How to complete this task -> Write out all of the entries, matching the original exactly.

========

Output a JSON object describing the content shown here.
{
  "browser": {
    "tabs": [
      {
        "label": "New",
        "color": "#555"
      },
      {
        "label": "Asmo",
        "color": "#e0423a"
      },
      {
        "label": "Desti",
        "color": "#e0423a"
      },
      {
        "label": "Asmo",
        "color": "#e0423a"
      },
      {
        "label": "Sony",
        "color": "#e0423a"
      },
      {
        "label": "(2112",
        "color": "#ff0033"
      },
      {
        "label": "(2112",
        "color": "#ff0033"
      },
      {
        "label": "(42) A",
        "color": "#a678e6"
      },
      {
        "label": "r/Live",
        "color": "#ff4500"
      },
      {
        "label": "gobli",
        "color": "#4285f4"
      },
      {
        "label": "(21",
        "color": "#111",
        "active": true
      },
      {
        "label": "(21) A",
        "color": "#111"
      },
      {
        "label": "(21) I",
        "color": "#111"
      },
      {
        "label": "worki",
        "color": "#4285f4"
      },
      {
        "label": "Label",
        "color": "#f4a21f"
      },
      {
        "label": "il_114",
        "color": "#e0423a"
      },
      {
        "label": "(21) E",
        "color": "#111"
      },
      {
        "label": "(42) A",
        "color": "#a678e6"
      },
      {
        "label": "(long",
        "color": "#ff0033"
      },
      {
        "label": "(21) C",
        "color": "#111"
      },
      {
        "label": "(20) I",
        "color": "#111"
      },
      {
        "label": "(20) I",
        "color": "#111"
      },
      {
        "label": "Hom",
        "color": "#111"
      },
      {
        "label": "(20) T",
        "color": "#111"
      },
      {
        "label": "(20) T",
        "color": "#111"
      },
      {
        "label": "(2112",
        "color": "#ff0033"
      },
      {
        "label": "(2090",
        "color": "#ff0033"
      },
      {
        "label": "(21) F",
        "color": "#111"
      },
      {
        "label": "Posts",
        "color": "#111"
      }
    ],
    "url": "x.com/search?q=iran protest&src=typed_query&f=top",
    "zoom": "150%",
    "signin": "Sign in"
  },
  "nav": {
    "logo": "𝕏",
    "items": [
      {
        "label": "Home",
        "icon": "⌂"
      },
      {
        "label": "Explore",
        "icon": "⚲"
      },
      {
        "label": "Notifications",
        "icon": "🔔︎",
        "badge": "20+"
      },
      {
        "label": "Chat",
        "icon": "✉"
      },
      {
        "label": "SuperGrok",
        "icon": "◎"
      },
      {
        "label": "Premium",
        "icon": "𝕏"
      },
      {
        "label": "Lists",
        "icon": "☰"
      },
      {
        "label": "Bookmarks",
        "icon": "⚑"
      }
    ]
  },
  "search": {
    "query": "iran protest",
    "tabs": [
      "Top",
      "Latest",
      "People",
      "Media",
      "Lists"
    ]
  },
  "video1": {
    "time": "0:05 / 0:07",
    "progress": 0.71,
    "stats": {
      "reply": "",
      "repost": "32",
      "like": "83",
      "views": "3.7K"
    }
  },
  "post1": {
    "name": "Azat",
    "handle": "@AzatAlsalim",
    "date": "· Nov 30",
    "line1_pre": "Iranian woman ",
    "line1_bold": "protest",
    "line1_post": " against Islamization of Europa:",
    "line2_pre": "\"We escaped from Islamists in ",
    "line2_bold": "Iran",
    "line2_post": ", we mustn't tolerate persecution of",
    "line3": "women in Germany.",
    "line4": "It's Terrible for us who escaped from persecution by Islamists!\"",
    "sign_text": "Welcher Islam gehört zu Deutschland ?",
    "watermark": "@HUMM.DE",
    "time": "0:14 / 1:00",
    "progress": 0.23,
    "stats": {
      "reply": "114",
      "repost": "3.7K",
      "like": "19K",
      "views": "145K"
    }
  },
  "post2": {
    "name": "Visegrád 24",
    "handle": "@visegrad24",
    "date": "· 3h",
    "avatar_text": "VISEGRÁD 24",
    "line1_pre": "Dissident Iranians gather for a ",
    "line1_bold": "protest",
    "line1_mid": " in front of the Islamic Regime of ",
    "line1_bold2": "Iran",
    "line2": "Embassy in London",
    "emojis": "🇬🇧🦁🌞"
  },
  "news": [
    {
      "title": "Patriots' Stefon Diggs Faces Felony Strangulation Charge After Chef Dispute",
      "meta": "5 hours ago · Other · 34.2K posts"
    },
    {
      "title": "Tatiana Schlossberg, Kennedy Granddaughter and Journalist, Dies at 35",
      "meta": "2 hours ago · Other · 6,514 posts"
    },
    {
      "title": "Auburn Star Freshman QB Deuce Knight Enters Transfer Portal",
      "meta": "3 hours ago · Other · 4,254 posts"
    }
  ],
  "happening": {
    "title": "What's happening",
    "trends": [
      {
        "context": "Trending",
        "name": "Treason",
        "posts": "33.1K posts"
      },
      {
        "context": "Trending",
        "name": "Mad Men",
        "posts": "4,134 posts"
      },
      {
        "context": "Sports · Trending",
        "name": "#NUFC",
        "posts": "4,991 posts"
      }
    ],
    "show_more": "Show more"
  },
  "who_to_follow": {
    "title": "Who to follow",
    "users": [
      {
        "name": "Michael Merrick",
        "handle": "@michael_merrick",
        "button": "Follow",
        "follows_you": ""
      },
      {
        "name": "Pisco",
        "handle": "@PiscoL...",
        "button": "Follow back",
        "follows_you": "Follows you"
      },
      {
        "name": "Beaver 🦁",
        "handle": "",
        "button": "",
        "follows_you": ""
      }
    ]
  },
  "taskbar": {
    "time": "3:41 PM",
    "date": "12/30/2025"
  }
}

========

Solution below ->
Output a JSON object describing the content shown here.
{
  "browser": {
    "tabs": [
      {
        "label": "New",
        "color": "#555"
      },
      {
        "label": "Asmo",
        "color": "#e0423a"
      },
      {
        "label": "Desti",
        "color": "#e0423a"
      },
      {
        "label": "Asmo",
        "color": "#e0423a"
      },
      {
        "label": "Sony",
        "color": "#e0423a"
      },
      {
        "label": "(2112",
        "color": "#ff0033"
      },
      {
        "label": "(2112",
        "color": "#ff0033"
      },
      {
        "label": "(42) A",
        "color": "#a678e6"
      },
      {
        "label": "r/Live",
        "color": "#ff4500"
      },
      {
        "label": "gobli",
        "color": "#4285f4"
      },
      {
        "label": "(21",
        "color": "#111",
        "active": true
      },
      {
        "label": "(21) A",
        "color": "#111"
      },
      {
        "label": "(21) I",
        "color": "#111"
      },
      {
        "label": "worki",
        "color": "#4285f4"
      },
      {
        "label": "Label",
        "color": "#f4a21f"
      },
      {
        "label": "il_114",
        "color": "#e0423a"
      },
      {
        "label": "(21) E",
        "color": "#111"
      },
      {
        "label": "(42) A",
        "color": "#a678e6"
      },
      {
        "label": "(long",
        "color": "#ff0033"
      },
      {
        "label": "(21) C",
        "color": "#111"
      },
      {
        "label": "(20) I",
        "color": "#111"
      },
      {
        "label": "(20) I",
        "color": "#111"
      },
      {
        "label": "Hom",
        "color": "#111"
      },
      {
        "label": "(20) T",
        "color": "#111"
      },
      {
        "label": "(20) T",
        "color": "#111"
      },
      {
        "label": "(2112",
        "color": "#ff0033"
      },
      {
        "label": "(2090",
        "color": "#ff0033"
      },
      {
        "label": "(21) F",
        "color": "#111"
      },
      {
        "label": "Posts",
        "color": "#111"
      }
    ],
    "url": "x.com/search?q=iran protest&src=typed_query&f=top",
    "zoom": "150%",
    "signin": "Sign in"
  },
  "nav": {
    "logo": "𝕏",
    "items": [
      {
        "label": "Home",
        "icon": "⌂"
      },
      {
        "label": "Explore",
        "icon": "⚲"
      },
      {
        "label": "Notifications",
        "icon": "🔔︎",
        "badge": "20+"
      },
      {
        "label": "Chat",
        "icon": "✉"
      },
      {
        "label": "SuperGrok",
        "icon": "◎"
      },
      {
        "label": "Premium",
        "icon": "𝕏"
      },
      {
        "label": "Lists",
        "icon": "☰"
      },
      {
        "label": "Bookmarks",
        "icon": "⚑"
      }
    ]
  },
  "search": {
    "query": "iran protest",
    "tabs": [
      "Top",
      "Latest",
      "People",
      "Media",
      "Lists"
    ]
  },
  "video1": {
    "time": "0:05 / 0:07",
    "progress": 0.71,
    "stats": {
      "reply": "",
      "repost": "32",
      "like": "83",
      "views": "3.7K"
    }
  },
  "post1": {
    "name": "Azat",
    "handle": "@AzatAlsalim",
    "date": "· Nov 30",
    "line1_pre": "Iranian woman ",
    "line1_bold": "protest",
    "line1_post": " against Islamization of Europa:",
    "line2_pre": "\"We escaped from Islamists in ",
    "line2_bold": "Iran",
    "line2_post": ", we mustn't tolerate persecution of",
    "line3": "women in Germany.",
    "line4": "It's Terrible for us who escaped from persecution by Islamists!\"",
    "sign_text": "Welcher Islam gehört zu Deutschland ?",
    "watermark": "@HUMM.DE",
    "time": "0:14 / 1:00",
    "progress": 0.23,
    "stats": {
      "reply": "114",
      "repost": "3.7K",
      "like": "19K",
      "views": "145K"
    }
  },
  "post2": {
    "name": "Visegrád 24",
    "handle": "@visegrad24",
    "date": "· 3h",
    "avatar_text": "VISEGRÁD 24",
    "line1_pre": "Dissident Iranians gather for a ",
    "line1_bold": "protest",
    "line1_mid": " in front of the Islamic Regime of ",
    "line1_bold2": "Iran",
    "line2": "Embassy in London",
    "emojis": "🇬🇧🦁🌞"
  },
  "news": [
    {
      "title": "Patriots' Stefon Diggs Faces Felony Strangulation Charge After Chef Dispute",
      "meta": "5 hours ago · Other · 34.2K posts"
    },
    {
      "title": "Tatiana Schlossberg, Kennedy Granddaughter and Journalist, Dies at 35",
      "meta": "2 hours ago · Other · 6,514 posts"
    },
    {
      "title": "Auburn Star Freshman QB Deuce Knight Enters Transfer Portal",
      "meta": "3 hours ago · Other · 4,254 posts"
    }
  ],
  "happening": {
    "title": "What's happening",
    "trends": [
      {
        "context": "Trending",
        "name": "Treason",
        "posts": "33.1K posts"
      },
      {
        "context": "Trending",
        "name": "Mad Men",
        "posts": "4,134 posts"
      },
      {
        "context": "Sports · Trending",
        "name": "#NUFC",
        "posts": "4,991 posts"
      }
    ],
    "show_more": "Show more"
  },
  "who_to_follow": {
    "title": "Who to follow",
    "users": [
      {
        "name": "Michael Merrick",
        "handle": "@michael_merrick",
        "button": "Follow",
        "follows_you": ""
      },
      {
        "name": "Pisco",
        "handle": "@PiscoL...",
        "button": "Follow back",
        "follows_you": "Follows you"
      },
      {
        "name": "Beaver 🦁",
        "handle": "",
        "button": "",
        "follows_you": ""
      }
    ]
  },
  "taskbar": {
    "time": "3:41 PM",
    "date": "12/30/2025"
  }
}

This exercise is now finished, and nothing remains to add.